Exercise directions: Work out how many lines of the material contain the string "JSON". Respond with the number only.

Data records:

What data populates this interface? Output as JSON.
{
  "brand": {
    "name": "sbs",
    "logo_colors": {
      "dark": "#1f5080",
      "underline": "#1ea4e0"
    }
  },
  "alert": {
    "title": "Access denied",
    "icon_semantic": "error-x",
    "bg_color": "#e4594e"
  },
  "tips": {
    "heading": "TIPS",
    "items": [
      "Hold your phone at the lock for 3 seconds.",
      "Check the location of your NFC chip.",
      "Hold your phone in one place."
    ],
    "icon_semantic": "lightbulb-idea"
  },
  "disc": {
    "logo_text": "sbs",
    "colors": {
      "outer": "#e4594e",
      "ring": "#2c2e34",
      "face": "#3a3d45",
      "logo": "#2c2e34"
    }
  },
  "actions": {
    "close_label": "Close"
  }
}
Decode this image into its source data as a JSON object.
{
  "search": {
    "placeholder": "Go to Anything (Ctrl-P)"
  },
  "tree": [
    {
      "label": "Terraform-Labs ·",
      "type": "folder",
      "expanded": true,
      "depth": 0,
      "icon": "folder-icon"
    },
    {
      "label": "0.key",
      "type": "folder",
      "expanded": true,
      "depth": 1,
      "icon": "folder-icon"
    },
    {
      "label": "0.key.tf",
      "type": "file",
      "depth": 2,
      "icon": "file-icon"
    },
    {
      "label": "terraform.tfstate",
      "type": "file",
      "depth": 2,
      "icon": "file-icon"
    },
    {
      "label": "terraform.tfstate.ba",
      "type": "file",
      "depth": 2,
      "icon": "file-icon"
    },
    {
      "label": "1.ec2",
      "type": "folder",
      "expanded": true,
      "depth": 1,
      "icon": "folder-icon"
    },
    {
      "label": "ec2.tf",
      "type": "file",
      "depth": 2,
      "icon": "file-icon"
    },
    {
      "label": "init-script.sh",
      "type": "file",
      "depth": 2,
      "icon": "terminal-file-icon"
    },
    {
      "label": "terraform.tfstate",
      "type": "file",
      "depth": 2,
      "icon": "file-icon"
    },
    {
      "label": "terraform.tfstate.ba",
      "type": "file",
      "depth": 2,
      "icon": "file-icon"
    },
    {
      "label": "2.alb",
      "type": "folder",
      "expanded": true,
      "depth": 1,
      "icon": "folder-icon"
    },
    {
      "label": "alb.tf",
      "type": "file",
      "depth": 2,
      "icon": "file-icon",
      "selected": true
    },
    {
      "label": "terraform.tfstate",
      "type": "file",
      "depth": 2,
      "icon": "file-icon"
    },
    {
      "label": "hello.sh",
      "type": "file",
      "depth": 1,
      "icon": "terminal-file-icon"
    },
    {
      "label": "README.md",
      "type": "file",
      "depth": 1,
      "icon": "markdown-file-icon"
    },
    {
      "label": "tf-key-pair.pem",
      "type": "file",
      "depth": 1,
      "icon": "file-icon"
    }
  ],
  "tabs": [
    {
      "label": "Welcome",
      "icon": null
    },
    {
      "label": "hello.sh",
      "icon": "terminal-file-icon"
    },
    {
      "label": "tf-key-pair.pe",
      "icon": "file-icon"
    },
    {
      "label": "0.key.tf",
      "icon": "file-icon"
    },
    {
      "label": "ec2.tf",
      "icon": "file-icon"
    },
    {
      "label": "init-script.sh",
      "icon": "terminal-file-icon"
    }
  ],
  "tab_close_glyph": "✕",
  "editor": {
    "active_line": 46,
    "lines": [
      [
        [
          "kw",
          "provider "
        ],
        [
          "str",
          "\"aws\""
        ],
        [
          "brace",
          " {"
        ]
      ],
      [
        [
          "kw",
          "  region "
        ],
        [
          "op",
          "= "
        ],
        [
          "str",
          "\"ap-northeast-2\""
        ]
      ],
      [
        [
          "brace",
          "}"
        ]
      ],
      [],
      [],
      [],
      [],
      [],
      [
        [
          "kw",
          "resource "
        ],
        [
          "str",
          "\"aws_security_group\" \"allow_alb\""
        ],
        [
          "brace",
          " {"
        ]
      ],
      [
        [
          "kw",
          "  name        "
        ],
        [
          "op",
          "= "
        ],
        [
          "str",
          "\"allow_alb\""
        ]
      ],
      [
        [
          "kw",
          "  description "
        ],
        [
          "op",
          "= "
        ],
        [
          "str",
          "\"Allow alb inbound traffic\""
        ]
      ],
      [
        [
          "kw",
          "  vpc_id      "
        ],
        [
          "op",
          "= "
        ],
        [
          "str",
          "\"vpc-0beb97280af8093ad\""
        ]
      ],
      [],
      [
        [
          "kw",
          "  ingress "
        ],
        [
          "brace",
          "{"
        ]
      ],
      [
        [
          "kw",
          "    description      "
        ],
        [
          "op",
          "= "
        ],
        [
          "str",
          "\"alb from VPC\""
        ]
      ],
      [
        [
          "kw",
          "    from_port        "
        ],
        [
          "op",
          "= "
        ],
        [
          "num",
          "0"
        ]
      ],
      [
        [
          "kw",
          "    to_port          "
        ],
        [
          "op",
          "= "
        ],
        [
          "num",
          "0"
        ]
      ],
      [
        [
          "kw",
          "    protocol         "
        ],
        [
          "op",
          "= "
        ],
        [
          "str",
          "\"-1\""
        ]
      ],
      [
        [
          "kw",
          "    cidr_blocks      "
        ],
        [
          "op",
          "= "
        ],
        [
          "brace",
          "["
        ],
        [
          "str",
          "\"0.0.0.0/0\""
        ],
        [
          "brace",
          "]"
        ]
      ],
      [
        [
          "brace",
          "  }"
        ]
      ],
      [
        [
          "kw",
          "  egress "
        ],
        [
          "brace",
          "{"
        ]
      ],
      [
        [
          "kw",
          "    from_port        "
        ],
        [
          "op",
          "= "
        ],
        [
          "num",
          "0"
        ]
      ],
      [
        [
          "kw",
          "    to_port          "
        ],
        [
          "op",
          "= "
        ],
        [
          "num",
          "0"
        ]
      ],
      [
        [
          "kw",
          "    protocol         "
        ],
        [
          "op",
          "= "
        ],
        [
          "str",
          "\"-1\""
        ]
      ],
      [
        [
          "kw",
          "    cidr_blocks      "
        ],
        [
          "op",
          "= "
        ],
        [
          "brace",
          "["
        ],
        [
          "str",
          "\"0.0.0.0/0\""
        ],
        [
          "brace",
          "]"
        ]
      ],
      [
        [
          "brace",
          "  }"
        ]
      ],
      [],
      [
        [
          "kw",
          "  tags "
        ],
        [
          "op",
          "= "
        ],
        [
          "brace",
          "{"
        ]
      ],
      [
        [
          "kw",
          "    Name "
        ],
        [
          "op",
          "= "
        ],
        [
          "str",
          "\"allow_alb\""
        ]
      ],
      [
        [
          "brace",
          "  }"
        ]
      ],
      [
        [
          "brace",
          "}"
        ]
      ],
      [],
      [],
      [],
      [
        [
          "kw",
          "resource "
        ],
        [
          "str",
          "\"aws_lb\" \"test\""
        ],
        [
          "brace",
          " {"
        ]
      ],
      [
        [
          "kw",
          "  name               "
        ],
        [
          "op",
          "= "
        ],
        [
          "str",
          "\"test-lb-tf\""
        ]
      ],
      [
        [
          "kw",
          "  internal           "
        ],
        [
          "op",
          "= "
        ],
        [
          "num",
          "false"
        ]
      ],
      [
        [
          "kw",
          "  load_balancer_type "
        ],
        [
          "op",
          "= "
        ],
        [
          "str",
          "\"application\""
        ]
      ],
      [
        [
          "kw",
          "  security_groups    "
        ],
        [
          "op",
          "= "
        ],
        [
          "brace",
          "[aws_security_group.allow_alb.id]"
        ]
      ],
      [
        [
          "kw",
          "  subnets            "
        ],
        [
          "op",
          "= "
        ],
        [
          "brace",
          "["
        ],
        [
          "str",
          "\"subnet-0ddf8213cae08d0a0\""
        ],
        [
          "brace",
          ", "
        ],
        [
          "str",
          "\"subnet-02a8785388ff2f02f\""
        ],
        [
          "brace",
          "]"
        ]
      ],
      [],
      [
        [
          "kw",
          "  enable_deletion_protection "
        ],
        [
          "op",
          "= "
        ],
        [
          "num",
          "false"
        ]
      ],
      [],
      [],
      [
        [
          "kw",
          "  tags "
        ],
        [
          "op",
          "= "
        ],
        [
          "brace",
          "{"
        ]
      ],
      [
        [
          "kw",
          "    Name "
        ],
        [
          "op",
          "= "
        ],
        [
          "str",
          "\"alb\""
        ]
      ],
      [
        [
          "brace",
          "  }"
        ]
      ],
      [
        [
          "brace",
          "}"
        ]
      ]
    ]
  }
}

Completed task: 2